·        Prevent thousands of premature deaths related to climate change-related health problems—such as asthma, heat stroke, and kidney failure;

·        And create an estimated $55 billion to $93 billion of nationwide economic benefit in the year 2030, according to an EPA analysis.

“The facts are clear,” Shepherd said. “Cleaner energy is Virginia’s future, because it’s already here: the state is 80 percent of the way to its pollution reduction goal under the Clean Power Plan, and the remaining 20 percent will spark a durable, clean energy economy so Virginia can create new jobs as it cleans up the air and protects Virginians’ health.”

In addition to the issue brief, PJM—the operator of the world's largest electricity market, which includes Virginia—recently released an analysis concluding that Virginia can generate net revenue from the Clean Power Plan by 2020 through a market-based allowance-trading program among PJM states.

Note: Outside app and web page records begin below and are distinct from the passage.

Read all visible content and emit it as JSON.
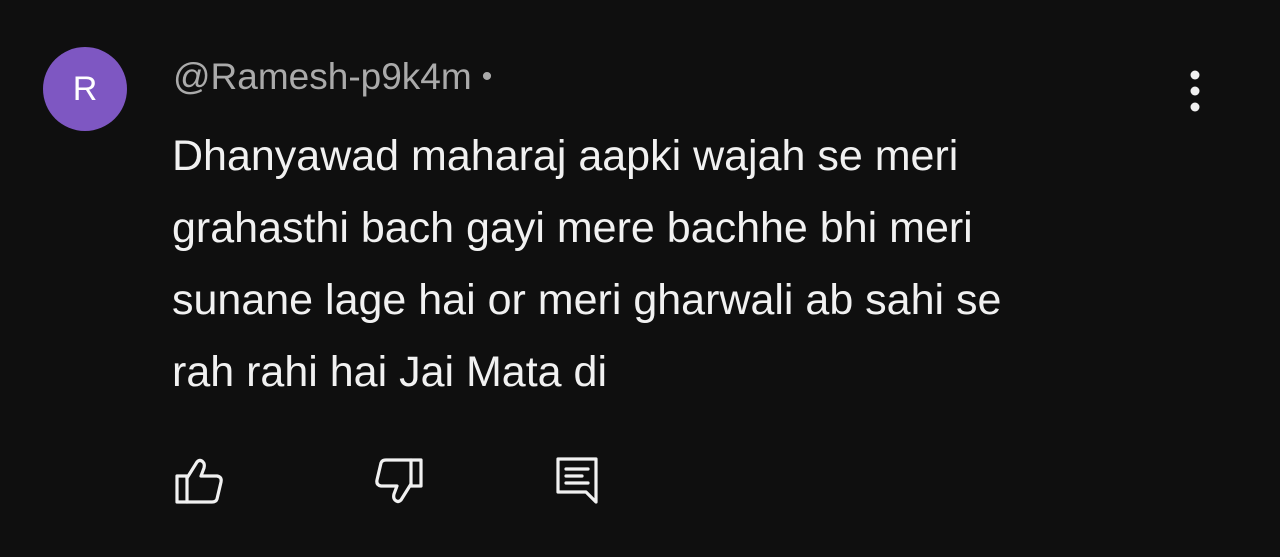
{
  "comment": {
    "avatar_letter": "R",
    "avatar_color": "#7e57c2",
    "author": "@Ramesh-p9k4m",
    "separator": "•",
    "text_lines": [
      "Dhanyawad maharaj aapki wajah se meri",
      "grahasthi bach gayi mere bachhe bhi meri",
      "sunane lage hai or meri gharwali ab sahi se",
      "rah rahi hai Jai Mata di"
    ]
  },
  "actions": {
    "like_icon": "thumbs-up-icon",
    "dislike_icon": "thumbs-down-icon",
    "reply_icon": "reply-comment-icon",
    "more_icon": "more-vertical-icon"
  },
  "colors": {
    "background": "#0f0f0f",
    "text": "#f1f1f1",
    "secondary_text": "#aaaaaa"
  }
}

In such a regional plan, Virginia could efficiently reduce its carbon pollution and then sell pollution “allowances” to neighboring states that have more pollution to reduce, generating revenue for the Commonwealth.

More in-depth findings of the brief include:

·        Since 2005, changes in the nation’s power supply and Virginia policies have already resulted in a 15 percent reduction in carbon pollution from power plants.

·        Virginia spent almost $1.3 billion in 2012 to import coal and gas to burn in aging fossil fuel power plants.

·        Investments in cost effective energy efficiency could save Virginia businesses $531 million in 2020 alone. 

To read the full state issue brief, please clickhere.

  • kindler

    If Virginia’s voluntary energy targets would be sufficient for the state to meet (proposed) EPA carbon rule requirements, why not make our targets mandatory?

    Ha, ha, just kidding — our politicians, Dems and Repubs alike, would never actually REQUIRE Dominion to do anything, other than to keep on sticking wads of cash into their pockets…